Arquette's former slasher queen lives with an '80s rock hero (John Taylor of Duran Duran). One of his former lovers dumps a kid at his door--his kid, she says--and disappears. The kid (Vincent Berry) hates his name, which is Nirvana. He's about 11, wears earrings and black eye makeup, and is very angry. "I SAID--call me NERVE!" he snaps at her. "You want some hot chocolate?" she asks. He softens up considerably when he realizes she is the star of his favorite slasher videos.
Other characters include the pregnant wife (Lucinda Jenney) of a studio musician, her drug-damaged brother-in-law and the Latino musician who wants to seduce her husband. Jenney's performance is the most touching in the movie, especially in the way she handles the brother-in-law. The rock agent, named Burt (Larry Klein), strikes gold. He discovers a rich widow (Beverly D'Angelo) who will provide backing for an album if she can sleep with a former glam-rock star (Michael Des Barres). Their scene together is the movie's funniest; he painstakingly reproduces his famous image with makeup and clothes, only to have her size up his bare-chested leopard leotard and ask, "Did you pull this out of mothballs just for me?" One thing you notice in Los Angeles is that everyone seems to be connected to "the business" in one way or another, if only in their plans. Sheedy meets a wheatgrass machine operator at the health food store, who turns out of course to have a screenplay and newly taken publicity stills.
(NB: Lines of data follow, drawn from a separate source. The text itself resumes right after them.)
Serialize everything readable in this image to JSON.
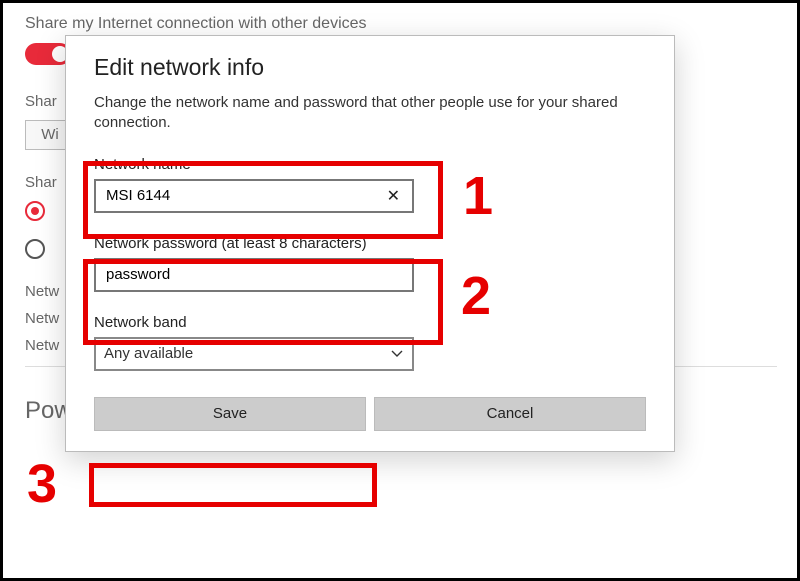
{
  "background": {
    "share_heading": "Share my Internet connection with other devices",
    "share_label_1": "Shar",
    "share_label_2": "Shar",
    "wifi_abbr": "Wi",
    "net_line1": "Netw",
    "net_line2": "Netw",
    "net_line3": "Netw",
    "power_saving": "Power saving"
  },
  "dialog": {
    "title": "Edit network info",
    "description": "Change the network name and password that other people use for your shared connection.",
    "name_label": "Network name",
    "name_value": "MSI 6144",
    "password_label": "Network password (at least 8 characters)",
    "password_value": "password",
    "band_label": "Network band",
    "band_value": "Any available",
    "save_label": "Save",
    "cancel_label": "Cancel"
  },
  "annotations": {
    "n1": "1",
    "n2": "2",
    "n3": "3"
  }
}
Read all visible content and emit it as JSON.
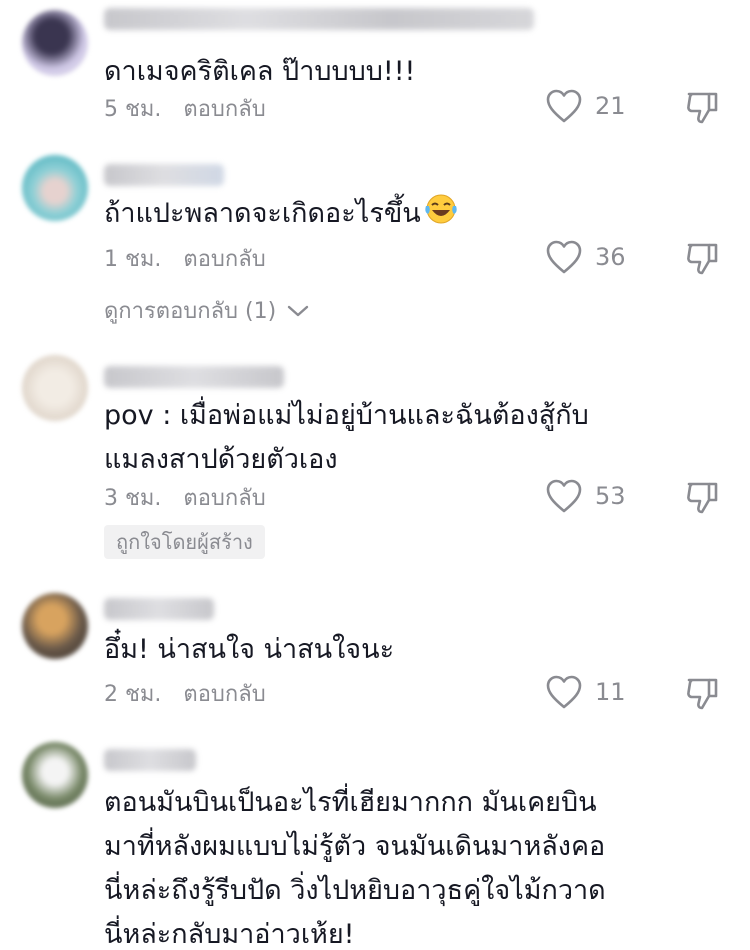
{
  "comments": [
    {
      "text_lines": [
        "ดาเมจคริติเคล ป๊าบบบบ!!!"
      ],
      "time": "5 ชม.",
      "reply_label": "ตอบกลับ",
      "likes": "21"
    },
    {
      "text_lines": [
        "ถ้าแปะพลาดจะเกิดอะไรขึ้น"
      ],
      "time": "1 ชม.",
      "reply_label": "ตอบกลับ",
      "likes": "36",
      "view_replies": "ดูการตอบกลับ (1)"
    },
    {
      "text_lines": [
        "pov : เมื่อพ่อแม่ไม่อยู่บ้านและฉันต้องสู้กับ",
        "แมลงสาปด้วยตัวเอง"
      ],
      "time": "3 ชม.",
      "reply_label": "ตอบกลับ",
      "likes": "53",
      "badge": "ถูกใจโดยผู้สร้าง"
    },
    {
      "text_lines": [
        "อึ๋ม! น่าสนใจ น่าสนใจนะ"
      ],
      "time": "2 ชม.",
      "reply_label": "ตอบกลับ",
      "likes": "11"
    },
    {
      "text_lines": [
        "ตอนมันบินเป็นอะไรที่เฮียมากกก มันเคยบิน",
        "มาที่หลังผมแบบไม่รู้ตัว จนมันเดินมาหลังคอ",
        "นี่หล่ะถึงรู้รีบปัด วิ่งไปหยิบอาวุธคู่ใจไม้กวาด",
        "นี่หล่ะกลับมาอ่าวเห้ย!"
      ]
    }
  ],
  "icons": {
    "like": "heart-outline-icon",
    "dislike": "thumbs-down-icon",
    "expand": "chevron-down-icon",
    "emoji": "laughing-tears-emoji"
  },
  "colors": {
    "text": "#161823",
    "secondary": "#8a8b91",
    "badge_bg": "#f1f1f2"
  }
}
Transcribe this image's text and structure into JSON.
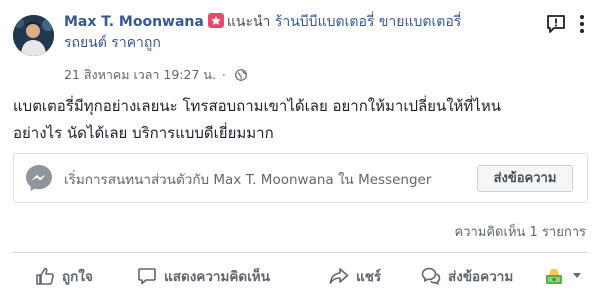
{
  "post": {
    "author_name": "Max T. Moonwana",
    "recommend_label": "แนะนำ",
    "recommended_page_line1": "ร้านบีบีแบตเตอรี่ ขายแบตเตอรี่",
    "recommended_page_line2": "รถยนต์ ราคาถูก",
    "timestamp": "21 สิงหาคม เวลา 19:27 น.",
    "dot": "·",
    "body_line1": "แบตเตอรี่มีทุกอย่างเลยนะ โทรสอบถามเขาได้เลย อยากให้มาเปลี่ยนให้ที่ไหน",
    "body_line2": "อย่างไร นัดได้เลย บริการแบบดีเยี่ยมมาก",
    "icons": {
      "message": "message-exclamation-icon",
      "more": "vertical-ellipsis-icon",
      "globe": "globe-icon",
      "messenger": "messenger-icon"
    }
  },
  "messenger_prompt": {
    "label": "เริ่มการสนทนาส่วนตัวกับ Max T. Moonwana ใน Messenger",
    "button": "ส่งข้อความ"
  },
  "comments": {
    "count_label": "ความคิดเห็น 1 รายการ"
  },
  "actions": {
    "like": "ถูกใจ",
    "comment": "แสดงความคิดเห็น",
    "share": "แชร์",
    "send": "ส่งข้อความ"
  },
  "colors": {
    "link": "#365899",
    "recommend_badge": "#e84a6d",
    "secondary_text": "#616770",
    "action_text": "#606770"
  }
}
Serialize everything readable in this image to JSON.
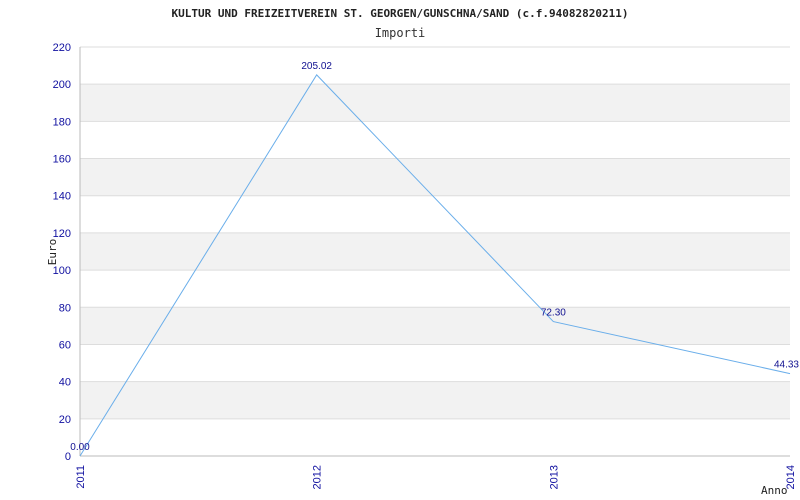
{
  "chart_data": {
    "type": "line",
    "title": "KULTUR UND FREIZEITVEREIN ST. GEORGEN/GUNSCHNA/SAND (c.f.94082820211)",
    "subtitle": "Importi",
    "xlabel": "Anno",
    "ylabel": "Euro",
    "categories": [
      "2011",
      "2012",
      "2013",
      "2014"
    ],
    "series": [
      {
        "values": [
          0.0,
          205.02,
          72.3,
          44.33
        ],
        "labels": [
          "0.00",
          "205.02",
          "72.30",
          "44.33"
        ]
      }
    ],
    "ylim": [
      0,
      220
    ],
    "yticks": [
      0,
      20,
      40,
      60,
      80,
      100,
      120,
      140,
      160,
      180,
      200,
      220
    ],
    "grid": "horizontal alternating bands",
    "colors": {
      "line": "#6aaeea",
      "band": "#f2f2f2",
      "grid": "#dddddd",
      "tick_text": "#1010a0"
    }
  }
}
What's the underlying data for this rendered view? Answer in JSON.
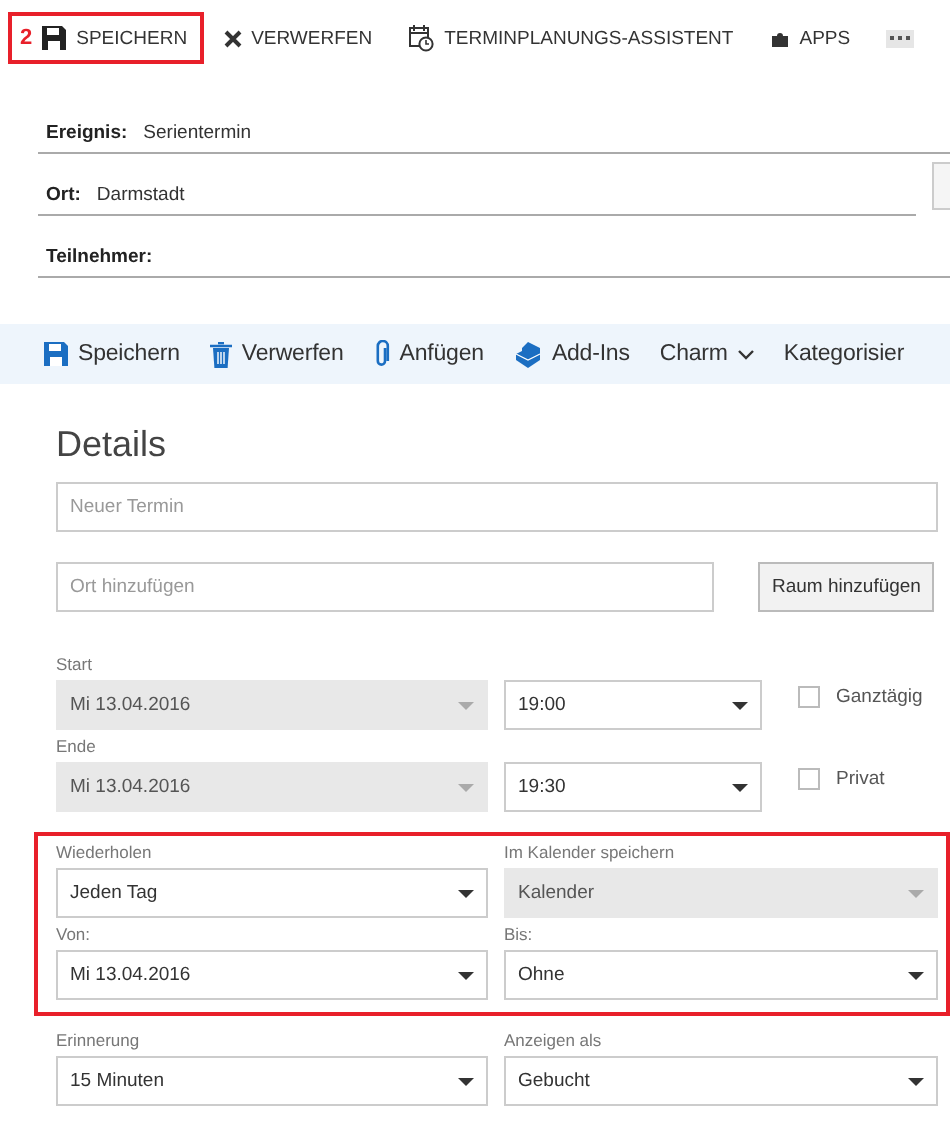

There's a certain double-reverse poignancy in observing that some of the cast members (Michael Des Barres, John Taylor, Martin Kemp) are indeed rock legends, and others, such as Ally Sheedy, are in the midst of actual career comebacks like the others dream of.
The movie is not profound or tightly plotted or a "statement," nor should it be. It captures day-to-day drifting in a city without seasons, where most business meetings are so circular and unfocused it's hard to notice when they stop resulting in deals and simply exist for their own sake. You can make enough money in a brief season of fame that if you are halfway prudent with it, you can live forever like this, making plans and reminding people who you are, or were, or will be.
Scout Tafoya's video essay series "The Unloved" reconsiders "Tron: Legacy."
Chaz recalls how much Roger loved the Oscars.
Scott Jordan Harris argues that disabled characters should not be played by able-bodied actors.
Chaz writes to Roger about attending the Oscars without him.